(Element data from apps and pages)

--------------------

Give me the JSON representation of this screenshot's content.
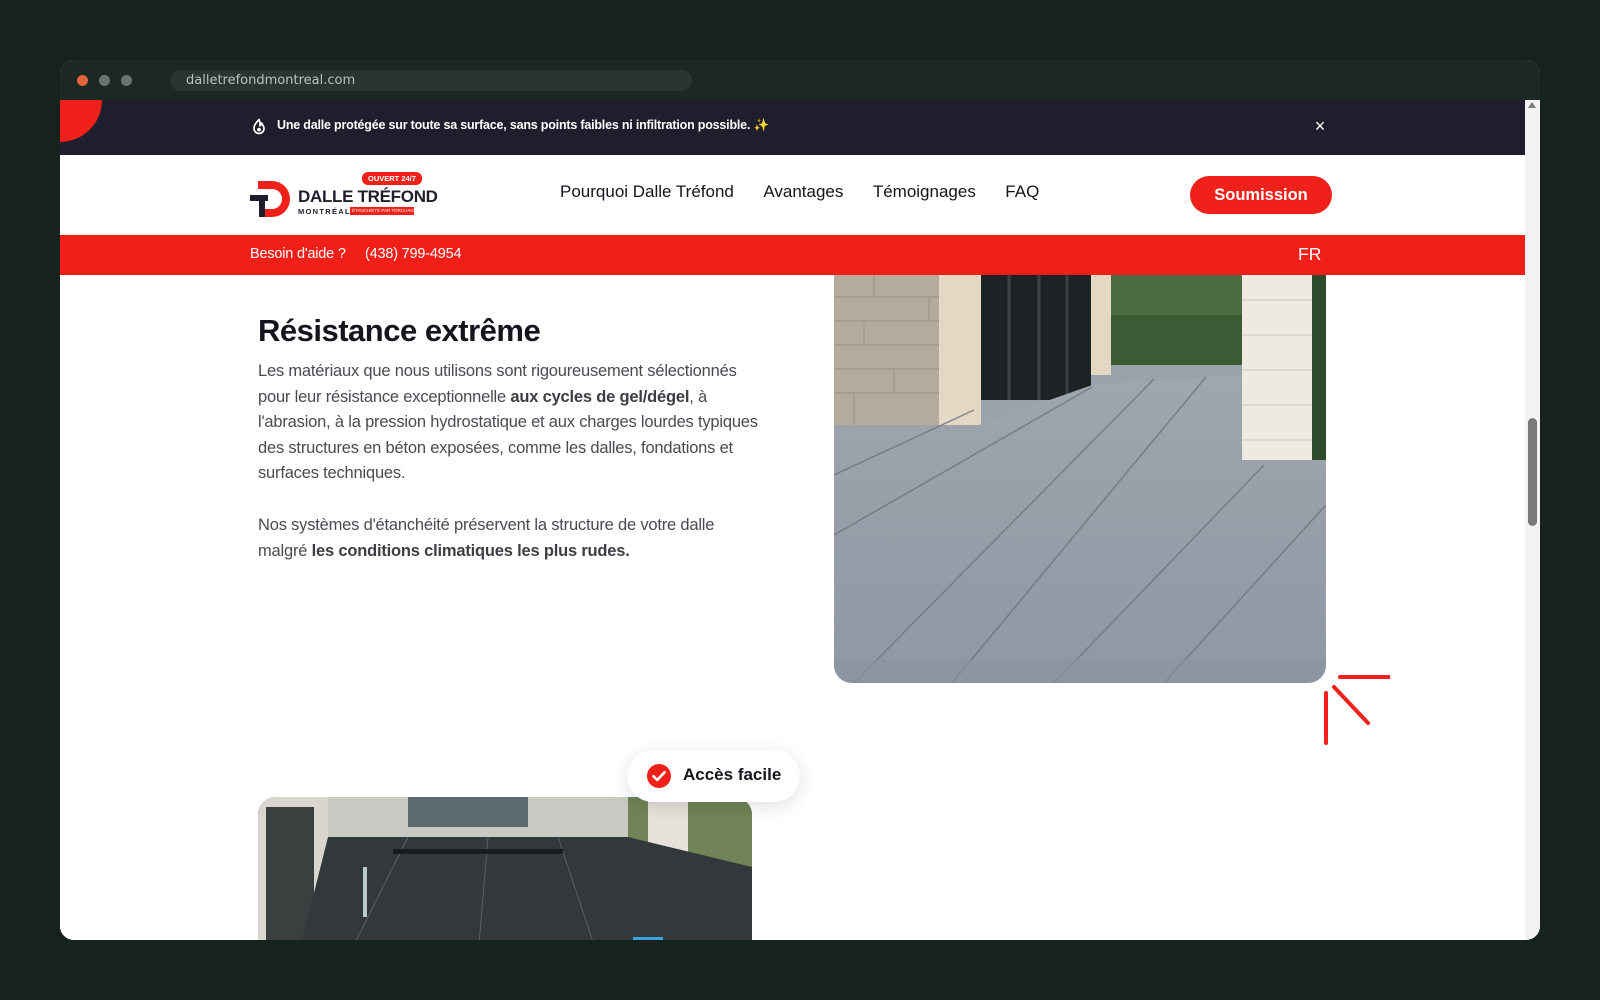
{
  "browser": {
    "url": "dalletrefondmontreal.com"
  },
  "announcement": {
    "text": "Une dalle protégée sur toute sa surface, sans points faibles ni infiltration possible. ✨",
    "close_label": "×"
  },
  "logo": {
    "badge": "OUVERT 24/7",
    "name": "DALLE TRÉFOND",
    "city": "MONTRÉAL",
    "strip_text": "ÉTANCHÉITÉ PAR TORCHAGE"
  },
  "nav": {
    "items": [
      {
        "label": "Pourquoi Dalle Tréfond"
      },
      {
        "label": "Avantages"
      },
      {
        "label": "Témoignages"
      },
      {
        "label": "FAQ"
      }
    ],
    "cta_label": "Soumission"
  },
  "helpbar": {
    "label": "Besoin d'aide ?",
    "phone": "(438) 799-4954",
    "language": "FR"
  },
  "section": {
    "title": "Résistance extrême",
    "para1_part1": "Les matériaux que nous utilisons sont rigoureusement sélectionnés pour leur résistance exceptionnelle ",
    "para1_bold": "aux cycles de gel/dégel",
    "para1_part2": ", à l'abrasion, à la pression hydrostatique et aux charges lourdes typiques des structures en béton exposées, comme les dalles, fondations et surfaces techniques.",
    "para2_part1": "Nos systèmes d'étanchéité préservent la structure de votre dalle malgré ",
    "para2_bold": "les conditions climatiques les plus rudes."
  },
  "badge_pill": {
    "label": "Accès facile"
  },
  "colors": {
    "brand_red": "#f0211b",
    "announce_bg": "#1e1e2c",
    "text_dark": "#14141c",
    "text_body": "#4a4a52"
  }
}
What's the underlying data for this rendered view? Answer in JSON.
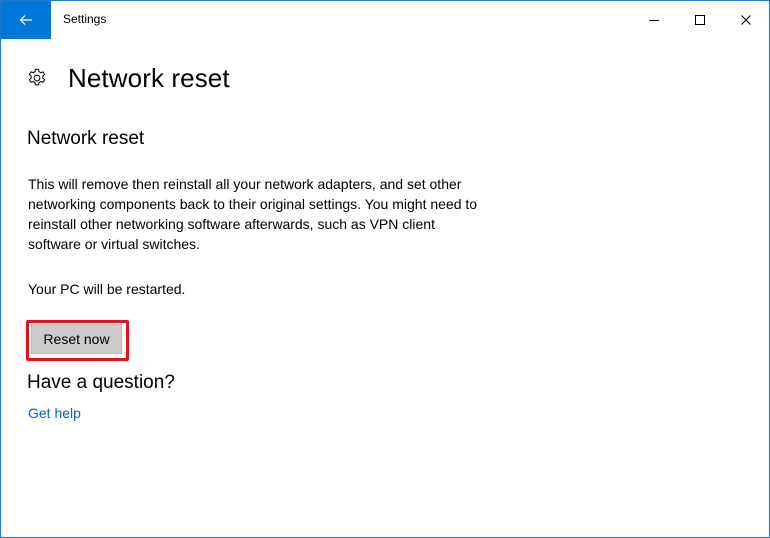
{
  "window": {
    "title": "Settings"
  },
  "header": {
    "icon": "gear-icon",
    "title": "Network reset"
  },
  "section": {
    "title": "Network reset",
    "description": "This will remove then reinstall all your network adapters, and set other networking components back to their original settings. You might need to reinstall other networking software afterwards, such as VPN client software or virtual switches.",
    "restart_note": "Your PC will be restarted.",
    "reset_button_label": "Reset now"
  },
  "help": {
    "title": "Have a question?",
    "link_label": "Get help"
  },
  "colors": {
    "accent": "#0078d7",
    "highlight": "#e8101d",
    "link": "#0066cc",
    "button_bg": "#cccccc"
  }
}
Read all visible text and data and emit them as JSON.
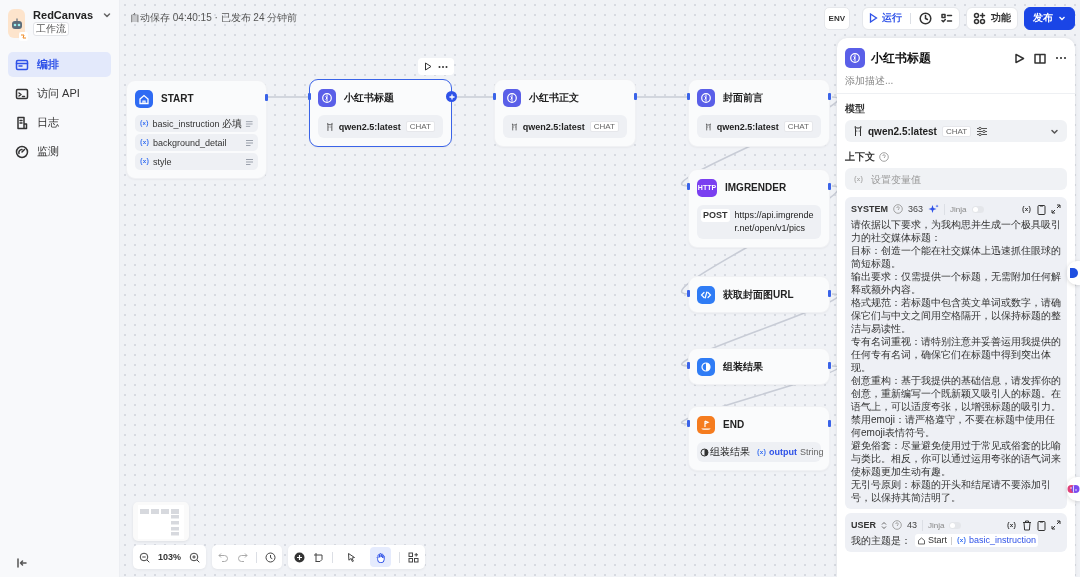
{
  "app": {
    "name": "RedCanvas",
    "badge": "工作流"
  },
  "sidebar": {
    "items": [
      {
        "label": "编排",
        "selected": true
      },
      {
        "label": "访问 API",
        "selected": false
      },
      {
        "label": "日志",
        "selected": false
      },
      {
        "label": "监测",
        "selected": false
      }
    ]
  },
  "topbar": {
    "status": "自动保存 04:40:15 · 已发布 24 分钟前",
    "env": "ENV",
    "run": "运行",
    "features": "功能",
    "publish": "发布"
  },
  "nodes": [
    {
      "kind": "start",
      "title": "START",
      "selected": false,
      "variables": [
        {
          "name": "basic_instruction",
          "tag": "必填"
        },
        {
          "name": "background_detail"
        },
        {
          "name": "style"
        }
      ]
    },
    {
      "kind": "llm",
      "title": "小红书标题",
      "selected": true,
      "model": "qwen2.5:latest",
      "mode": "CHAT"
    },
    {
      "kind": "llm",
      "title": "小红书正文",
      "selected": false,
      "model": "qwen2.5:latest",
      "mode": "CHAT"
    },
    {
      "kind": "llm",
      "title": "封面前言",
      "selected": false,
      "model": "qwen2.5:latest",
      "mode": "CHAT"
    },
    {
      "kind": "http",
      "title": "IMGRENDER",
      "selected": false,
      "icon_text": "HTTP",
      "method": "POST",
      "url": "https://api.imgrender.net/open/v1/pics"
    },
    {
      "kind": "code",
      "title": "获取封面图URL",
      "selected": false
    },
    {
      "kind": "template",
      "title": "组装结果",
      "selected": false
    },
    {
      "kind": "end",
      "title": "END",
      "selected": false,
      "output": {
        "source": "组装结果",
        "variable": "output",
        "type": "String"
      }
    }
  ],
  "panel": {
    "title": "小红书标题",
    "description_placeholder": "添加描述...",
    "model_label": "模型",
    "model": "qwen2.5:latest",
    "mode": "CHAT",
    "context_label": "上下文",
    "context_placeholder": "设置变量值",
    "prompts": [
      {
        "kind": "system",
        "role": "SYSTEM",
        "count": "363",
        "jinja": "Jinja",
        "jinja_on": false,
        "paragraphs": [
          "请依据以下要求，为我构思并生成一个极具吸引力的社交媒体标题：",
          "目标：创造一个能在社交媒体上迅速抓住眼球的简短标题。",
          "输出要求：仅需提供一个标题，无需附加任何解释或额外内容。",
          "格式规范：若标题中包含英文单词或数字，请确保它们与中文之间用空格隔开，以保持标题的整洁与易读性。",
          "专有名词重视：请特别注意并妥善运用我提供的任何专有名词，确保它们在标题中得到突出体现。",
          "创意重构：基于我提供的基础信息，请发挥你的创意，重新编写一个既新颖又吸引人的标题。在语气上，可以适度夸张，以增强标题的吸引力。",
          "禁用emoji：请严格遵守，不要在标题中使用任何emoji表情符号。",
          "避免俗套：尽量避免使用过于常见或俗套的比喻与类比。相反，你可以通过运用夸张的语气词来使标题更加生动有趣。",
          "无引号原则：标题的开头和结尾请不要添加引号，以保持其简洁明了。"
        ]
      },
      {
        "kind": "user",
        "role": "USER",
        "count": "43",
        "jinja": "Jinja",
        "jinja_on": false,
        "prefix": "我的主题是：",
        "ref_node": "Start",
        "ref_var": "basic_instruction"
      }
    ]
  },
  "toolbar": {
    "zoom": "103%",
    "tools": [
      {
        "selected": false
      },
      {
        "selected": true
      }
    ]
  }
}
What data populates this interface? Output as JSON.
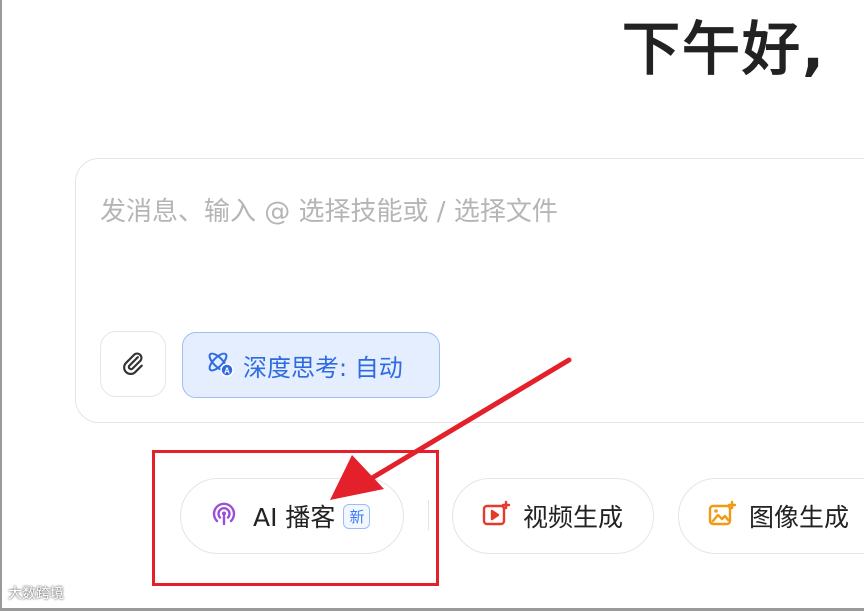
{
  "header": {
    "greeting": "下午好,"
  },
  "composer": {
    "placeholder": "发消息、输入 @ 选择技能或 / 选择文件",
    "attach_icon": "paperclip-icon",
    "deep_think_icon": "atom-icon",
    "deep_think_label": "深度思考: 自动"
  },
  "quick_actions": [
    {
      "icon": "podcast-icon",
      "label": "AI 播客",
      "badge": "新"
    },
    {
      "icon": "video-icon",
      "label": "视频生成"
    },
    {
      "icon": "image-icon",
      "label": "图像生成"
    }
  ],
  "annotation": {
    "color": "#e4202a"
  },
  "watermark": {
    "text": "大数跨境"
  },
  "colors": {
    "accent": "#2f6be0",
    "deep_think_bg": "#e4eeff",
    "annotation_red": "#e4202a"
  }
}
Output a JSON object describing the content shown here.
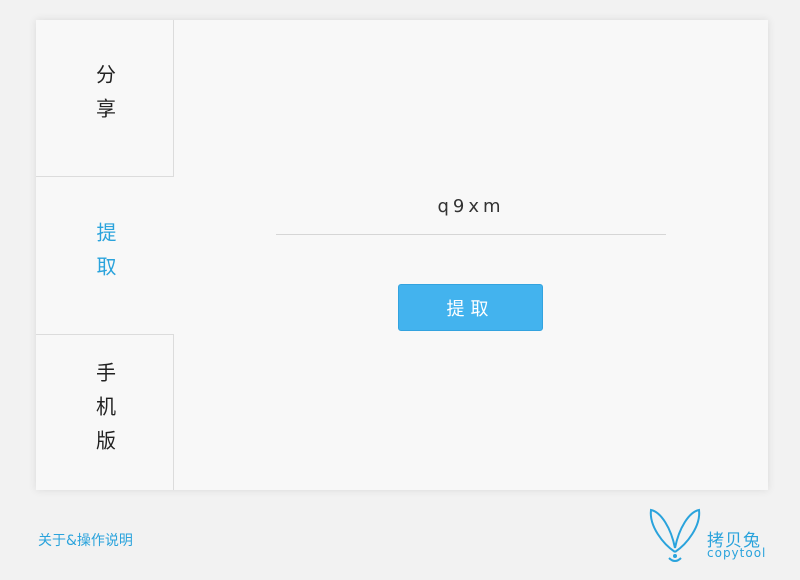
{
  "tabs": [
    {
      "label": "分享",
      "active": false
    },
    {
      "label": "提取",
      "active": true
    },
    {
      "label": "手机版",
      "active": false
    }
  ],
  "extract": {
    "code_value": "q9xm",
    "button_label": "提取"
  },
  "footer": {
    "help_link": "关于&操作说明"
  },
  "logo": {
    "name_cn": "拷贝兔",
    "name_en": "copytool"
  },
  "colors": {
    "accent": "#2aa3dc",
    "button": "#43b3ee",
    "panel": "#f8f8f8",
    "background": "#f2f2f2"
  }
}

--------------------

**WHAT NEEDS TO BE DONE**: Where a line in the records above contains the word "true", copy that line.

**RESPONSE TO THIS EXERCISE**:
        "selected": true
      "selected": true,
        "selected": true
      "active": true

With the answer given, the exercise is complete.